Despite their already low expectations, investors in GameStop (NYSE:GME) were surprised to learn about the scale of its struggles when the company posted its second-quarter earnings report on Wednesday. Sales declines accelerated deeper into double-digit territory as demand slumped across the retailer's hardware and software offerings, including its pre-owned games segment.

In a conference call with Wall Street analysts, CEO George Sherman and his team had more bad news to report to shareholders about near-term growth, since industry trends will likely send sales falling for at least another year. Yet executives predicted rising profitability and improving cash flow ahead as key pillars of the company's turnaround plan.

Two young men playing video games.

Image source: Getty Images.

Things will get worse before they get better
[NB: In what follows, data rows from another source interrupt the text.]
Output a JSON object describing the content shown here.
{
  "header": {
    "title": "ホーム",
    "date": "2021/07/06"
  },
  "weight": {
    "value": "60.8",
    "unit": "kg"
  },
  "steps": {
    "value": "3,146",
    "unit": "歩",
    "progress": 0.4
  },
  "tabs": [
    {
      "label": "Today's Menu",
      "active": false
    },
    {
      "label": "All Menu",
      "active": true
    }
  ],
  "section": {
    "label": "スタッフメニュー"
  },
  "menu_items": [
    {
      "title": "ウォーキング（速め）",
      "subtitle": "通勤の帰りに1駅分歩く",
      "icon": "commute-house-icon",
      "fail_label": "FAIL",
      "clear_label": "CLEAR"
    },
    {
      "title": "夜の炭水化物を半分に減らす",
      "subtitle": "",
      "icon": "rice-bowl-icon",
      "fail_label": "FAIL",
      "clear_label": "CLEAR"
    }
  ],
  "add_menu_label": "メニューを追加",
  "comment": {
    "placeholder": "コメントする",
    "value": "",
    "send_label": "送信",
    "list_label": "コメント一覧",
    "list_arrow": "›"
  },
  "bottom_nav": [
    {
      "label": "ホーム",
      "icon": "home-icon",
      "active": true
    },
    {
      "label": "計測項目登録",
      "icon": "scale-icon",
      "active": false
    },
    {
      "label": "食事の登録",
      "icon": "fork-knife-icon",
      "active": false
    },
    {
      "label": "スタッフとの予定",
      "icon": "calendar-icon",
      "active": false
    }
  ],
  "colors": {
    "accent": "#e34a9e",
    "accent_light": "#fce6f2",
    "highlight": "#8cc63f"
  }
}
We expect a percentage decline of comparable same-store sales for 2019 to be in the low teens, which includes a difficult comparable-sales challenge from last year as we are up against blockbuster titles like Red Dead Redemption 2, 2018's No. 1 volume title, without a comparable launch in 2019.
-- CFO James Bell

GameStop's 11% decline in comparable-store sales was worse than the prior quarter and missed management's expectations. Comments in the call suggest that investors can expect similarly brutal drops over the next six quarters, too.

Declines are partly due to the shift of gamer spending online, but the bigger factor is a new console generation in the works for 2020. Microsoft (NASDAQ:MSFT) and Sony (NYSE:SNE) confirmed the timing of their next-gen models earlier than they have in the past, management said, and that move is causing an immediate pullback on hardware and software spending by video game fans. It also implies a lighter release calendar over the next year or so as developers prepare for the shift.

Making hard choices

We are acting with a sense of urgency, making tough but necessary decisions and moving forward with the disciplined approach to deploying these strategies, which we believe will position GameStop to maximize shareholder value.
-- Bell

After adjusting for unusual charges, GameStop's expenses fell 4% this quarter, which is the first direct impact of management's cost-cutting program that started late in the quarter and is ramping up today. That initiative involves a wide range of moves such as reducing inventory, closing underperforming stores, and revamping the digital sales channel.

Executives are predicting improving profit margins despite the falling sales base, and the early cost trends suggest that this modest goal is achievable.

Earning back investors' trust

We are committed to taking quick and deliberate actions to improve the performance of the company and set it on the correct strategic path.
-- Sherman

Management highlighted a few moves it recently made aimed at shoring up investor returns, including cutting debt in half over the last six months, protecting gross profit margin, and slashing capital spending. The company is excited about the potential it sees to reduce the sales footprint, too -- for example, in markets that are served by several GameStop stores. A comprehensive inventory refresh that focuses more on high-margin, growing categories like accessories and collectibles should also help profitability trends while supporting the company's already strong cash flow.

Executives seem to understand that before investors can begin to share their excitement, there needs to be concrete evidence of these positive trends taking hold. Shareholders have been burned by unrealistically optimistic forecasts by GameStop over the past two years.

"We recognize that there was a need to rebuild credibility with the investment community," Sherman said. The retailer aims to take the first step toward winning back that trust by achieving the concrete financial objectives around margins, sales trends, and cash flow that it has laid out for 2019 and 2020.